I did a few stretches before entering BC Place Stadium to get some food and pick up my gear bag. We have to go down a set of stairs to get to field level in the stadium. This seemed like a cruel thing to do to runners who have just completed a half marathon. It didn't really hurt but I did feel a bit unsteady going down the stairs.

I met up with my family. They were proud of me despite that I missed my time goal. I told my wife that a full marathon was no longer in my plans. She laughed.

I got a post-run massage. Hopefully this will aid in recovery. When I got home I had an ice bath and a shower. I was stiff and going down stairs was now downright painful. The next couple of days should be fun ;-)


Although I'm a bit disappointed that I couldn't achieve a personal best for a half marathon, I'm still pleased that I came in under 2 hours. The course was challenging, more so than the Scotiabank Half's point-to-point route from UBC to Stanley Park.

I'm already beginning to waffle on my vow not to attempt a full marathon.

Monday, May 5, 2008

BMO Bank of Montreal Vancouver Half Marathon

I'll post a more detailed race report later but the official results are in...

Gun Time: 2:00:57 (this is the time from the official start of the race until I crossed the finish line)
Chip Time: 1:57:59 (we wear a timing chip on our shoes which triggers timers when you cross the start and finish line giving you personal results - it took me 3 minutes to get to the start line)
Final Place: 1680 out of 5595
Place in Sex: 1000 out of 2012
Place in Division (45-49 year old males): 135/247

It's not a personal best but I did make it under 2 hours.

This is how I feel today.

Friday, May 2, 2008

The expo

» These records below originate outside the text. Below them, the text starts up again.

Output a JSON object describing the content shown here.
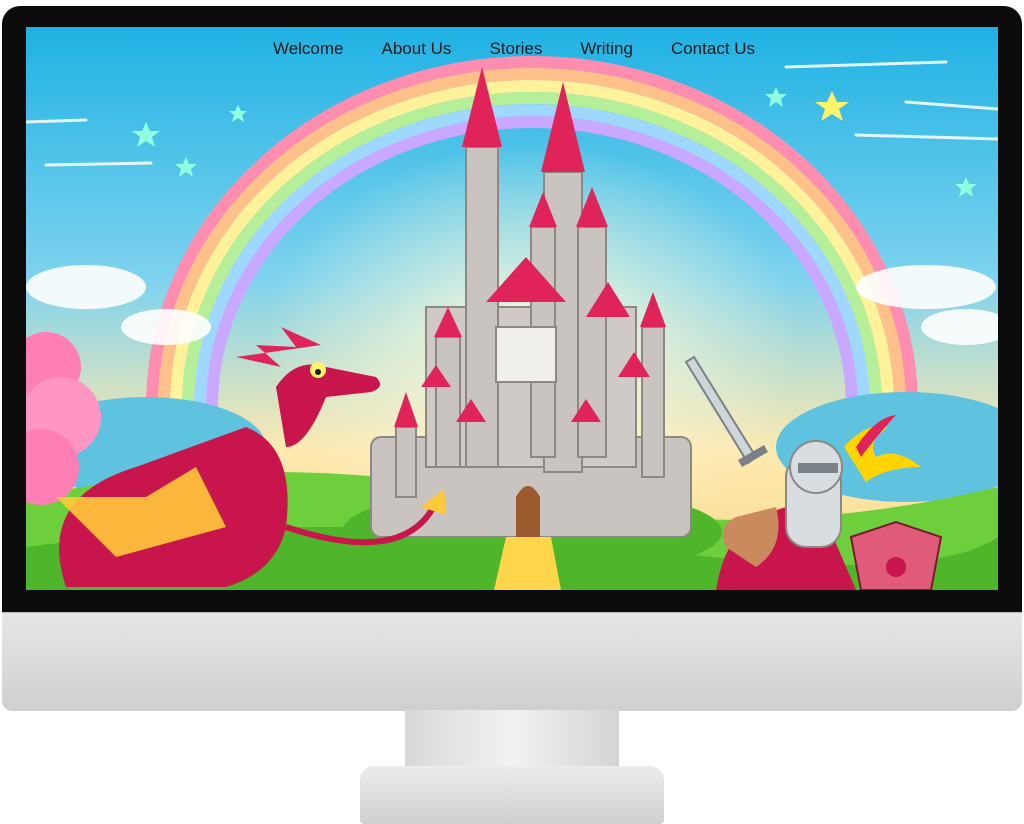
{
  "nav": {
    "items": [
      {
        "label": "Welcome"
      },
      {
        "label": "About Us"
      },
      {
        "label": "Stories"
      },
      {
        "label": "Writing"
      },
      {
        "label": "Contact Us"
      }
    ]
  },
  "hero": {
    "icons": [
      "rainbow",
      "castle",
      "dragon",
      "knight",
      "shield",
      "sword",
      "stars",
      "clouds"
    ]
  },
  "colors": {
    "sky": "#2bb6e0",
    "castle": "#c9c4bf",
    "roof": "#e0245a",
    "dragon": "#c8164c",
    "grass": "#6ecf3c"
  }
}
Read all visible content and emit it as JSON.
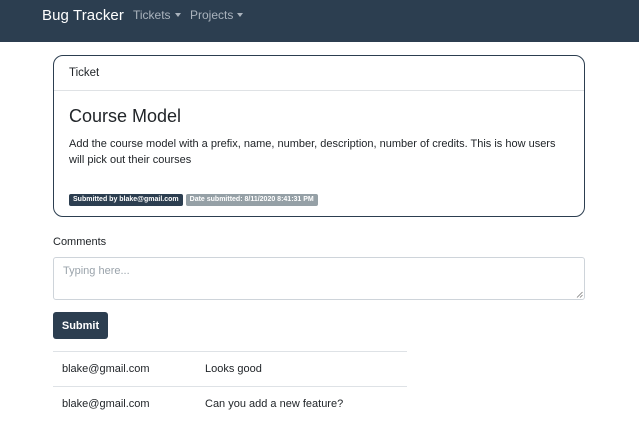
{
  "navbar": {
    "brand": "Bug Tracker",
    "menus": [
      {
        "label": "Tickets"
      },
      {
        "label": "Projects"
      }
    ]
  },
  "ticket": {
    "header": "Ticket",
    "title": "Course Model",
    "description": "Add the course model with a prefix, name, number, description, number of credits. This is how users will pick out their courses",
    "submitted_by": "Submitted by blake@gmail.com",
    "date_submitted": "Date submitted: 8/11/2020 8:41:31 PM"
  },
  "comments": {
    "label": "Comments",
    "placeholder": "Typing here...",
    "submit_label": "Submit",
    "rows": [
      {
        "author": "blake@gmail.com",
        "text": "Looks good"
      },
      {
        "author": "blake@gmail.com",
        "text": "Can you add a new feature?"
      }
    ]
  },
  "colors": {
    "primary": "#2c3e50",
    "badge_secondary": "#95a0a6",
    "nav_link": "#aab3bd"
  }
}
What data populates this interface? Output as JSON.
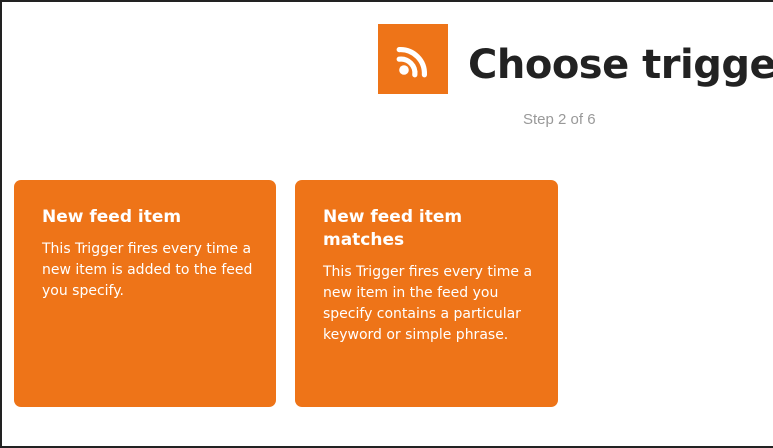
{
  "header": {
    "service_icon": "rss-feed-icon",
    "title": "Choose trigger",
    "step": "Step 2 of 6"
  },
  "triggers": [
    {
      "title": "New feed item",
      "description": "This Trigger fires every time a new item is added to the feed you specify."
    },
    {
      "title": "New feed item matches",
      "description": "This Trigger fires every time a new item in the feed you specify contains a particular keyword or simple phrase."
    }
  ],
  "colors": {
    "brand": "#ee7418",
    "title_text": "#222222",
    "step_text": "#999999",
    "card_text": "#ffffff"
  }
}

The expo for the BMO Vancouver Marathon was held at the Westin Bayshore. I went on a weekday morning so it wasn't too busy. Package pickup was quick and efficient.

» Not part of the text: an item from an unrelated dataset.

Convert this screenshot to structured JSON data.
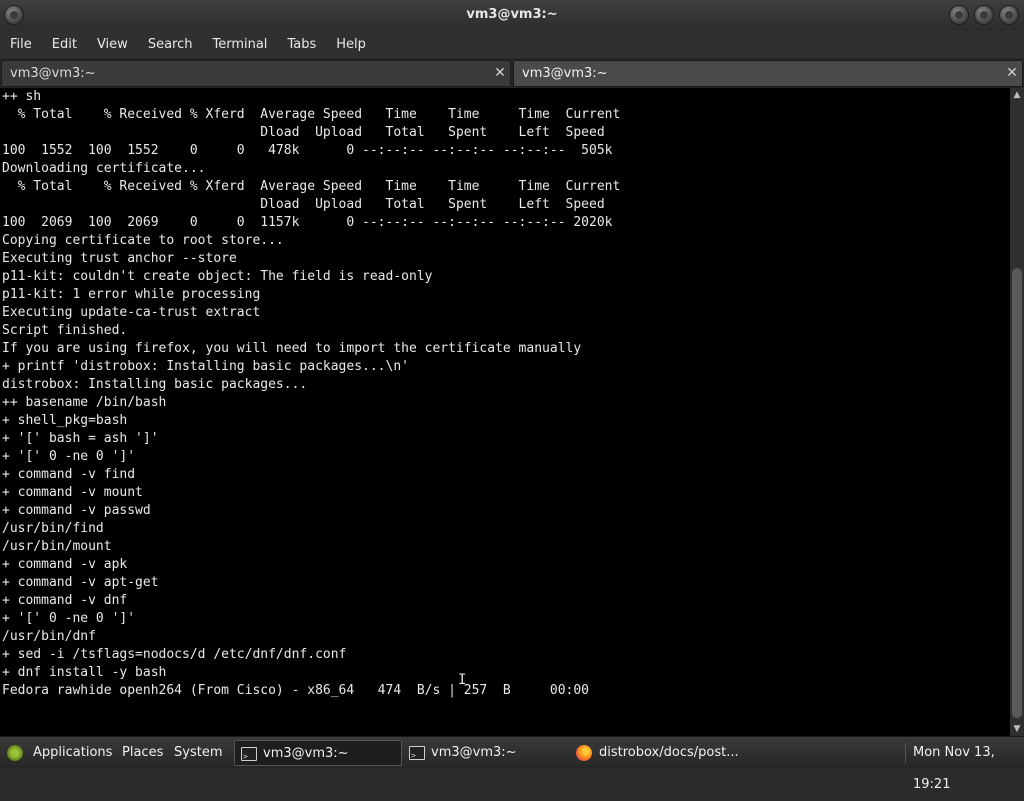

The Expo was much bigger than the one for the Scotiabank Half which is the only other one that I have been to. There was a good variety of vendors hawking running gear, food and other marathon events.

I bought some WrightSock running socks and collected samples of PowerBar, tofu cakes, Advil, granola bars, etc.

I also picked up the premiere edition of iRun. It's a brand new Canadian running magazine. I get a free subscription for running the Vancouver Marathon. It looks like it has some good articles in it and I'm looking forward to reading it.

It turns out that the package pickup may have been efficient but accurate it was not. I didn't notice until after lunch (and luckily we decided to eat lunch on Denman Street and we were still in the area) but they gave me a large shirt instead of the medium I ordered. I had to quickly pop in again to get the correct size. It was noticeably busier than before lunch but as I made my way through the expo again, I had more granola bars forced upon me. I didn't resist and collected even more food.

The shirts for the half marathon are black Adidas technical shirts and I think they look quite nice.